Shawano County and Beyond: How to Find Wisconsin’s Barn Quilts

By Eva Apelqvist
Special to TravelWisconsin.com

A large colorful picture of a patchwork heart, a winking owl, a traditional shamrock framed in orange and blue – these are some of the lovely and surprising images you might stumble upon when driving through beautiful Shawano County.

Shawano “Country” – called such for its bucolic heritage – hails itself as Wisconsin’s barn quilt capital for a reason. Take a drive through this pastoral paradise, and you’ll see upwards of 300 of them mounted on the county’s well-preserved barns, and more are in the making!

Just what is a barn quilt?

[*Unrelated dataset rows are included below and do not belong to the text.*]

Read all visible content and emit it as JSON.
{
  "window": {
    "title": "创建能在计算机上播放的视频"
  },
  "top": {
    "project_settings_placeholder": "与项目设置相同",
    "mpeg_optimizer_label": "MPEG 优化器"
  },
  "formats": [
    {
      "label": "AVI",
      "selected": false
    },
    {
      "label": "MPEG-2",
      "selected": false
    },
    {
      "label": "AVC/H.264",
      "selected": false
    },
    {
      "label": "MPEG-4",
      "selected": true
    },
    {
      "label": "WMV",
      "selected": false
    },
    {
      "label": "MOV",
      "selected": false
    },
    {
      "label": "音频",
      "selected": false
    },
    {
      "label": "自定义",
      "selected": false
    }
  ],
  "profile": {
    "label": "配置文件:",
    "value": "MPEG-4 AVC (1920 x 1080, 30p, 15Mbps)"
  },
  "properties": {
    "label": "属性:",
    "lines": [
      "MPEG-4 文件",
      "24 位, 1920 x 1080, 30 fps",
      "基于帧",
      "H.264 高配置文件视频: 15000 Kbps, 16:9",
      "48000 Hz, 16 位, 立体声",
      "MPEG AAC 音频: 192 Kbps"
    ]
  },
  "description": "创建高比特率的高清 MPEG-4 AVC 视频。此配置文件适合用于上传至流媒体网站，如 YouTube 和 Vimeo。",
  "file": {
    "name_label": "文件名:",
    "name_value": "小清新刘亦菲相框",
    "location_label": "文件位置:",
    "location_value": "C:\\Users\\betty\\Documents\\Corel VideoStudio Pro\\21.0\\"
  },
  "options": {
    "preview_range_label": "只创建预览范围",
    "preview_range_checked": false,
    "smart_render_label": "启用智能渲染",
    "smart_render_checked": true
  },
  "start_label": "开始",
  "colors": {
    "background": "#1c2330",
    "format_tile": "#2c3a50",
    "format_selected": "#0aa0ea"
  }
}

According to Jim Leuenberger, the initiator and coordinator of the Shawano Country Barn Quilt Project, it’s a square, quilt-style design painted on an eight-by-eight-foot piece of plywood, though other counties may not use the same measurements.

Leuenberger and his wife, Irene, were inspired to fill the countryside with colorful quilts after seeing them in the South during a 2010 road trip. Since then, Leuenberger says, their mission has been to preserve their area’s dairy farm heritage and stimulate tourism.

Today, the initiative has grown beyond the Leuenbergers’ wildest imagination. Visitors can tour the quilts, by bus, car, motorcycle or bicycle on routes varying from five miles to 70. An annual fall bike ride creates the perfect opportunity to explore the quilts via “pedal power” against a backdrop of changing leaves.

“I lived in Vermont for five years,” Leuenberger said. “Yes, it is beautiful, but Shawano County is absolutely gorgeous in the fall, so many maples.”

Leuenberger makes himself available to assist with bus tours whenever possible, and his magazine-style booklet breaking down the quilts and history of the farms on which they are displayed is available at the Shawano tourism office.

Spend a Day Searching in Dane County

Taking a barn quilt tour in Dane County is a different matter altogether, more of a treasure hunt, perhaps with children or grandchildren packed into the back of the van for a fun family outing.

Nancy Schieldt has been painting barn quilts around the Stoughton area in Dane County since she was diagnosed with cancer some years ago. She had a difficult time sitting still when she was going through treatment, and the not-too-strenuous activity turned out to be the perfect thing to do. Her three granddaughters help her with the project, and Schieldt has an elaborate workshop set up in a large outbuilding.

In the past, she says, barn quilts were used to bring good fortune to the farm. Today, more than twenty of her squares have been mounted on farm buildings around Dane County, though Schieldt herself does not keep track of where they are.

While not as easy to find as in some counties, Schieldt’s barn quilts are lovely and satisfying – a goat here, a carpenter’s wheel there – perhaps because the serendipitous search. You don’t know what you’re looking for, and then suddenly, in the greenery of the hilly farmland, a glimpse of color marks the spot.

Rock County, Other Spots to Explore

Rock County – especially the area around Evansville – has an impressive collection of barn quilts. Community leaders say the southern Wisconsin county has amassed more of them than any other county in America since the beginning of the nationwide barn quilt movement in the early 2000s.

Detailed maps for self-guided tours are available online for visitors who want to explore Rock County’s colorful squares, as well as those in nearby Monroe and Green County in southern Wisconsin.

Some other Wisconsin counties well worth visiting for their barn quilts include Columbia, Kewaunee, Lafayette, Marquette, Oconto, Racine, and Walworth.

 

Looking for more scenic drives? Here are 11 to plan for this fall!

This entry was posted in Arts and Culture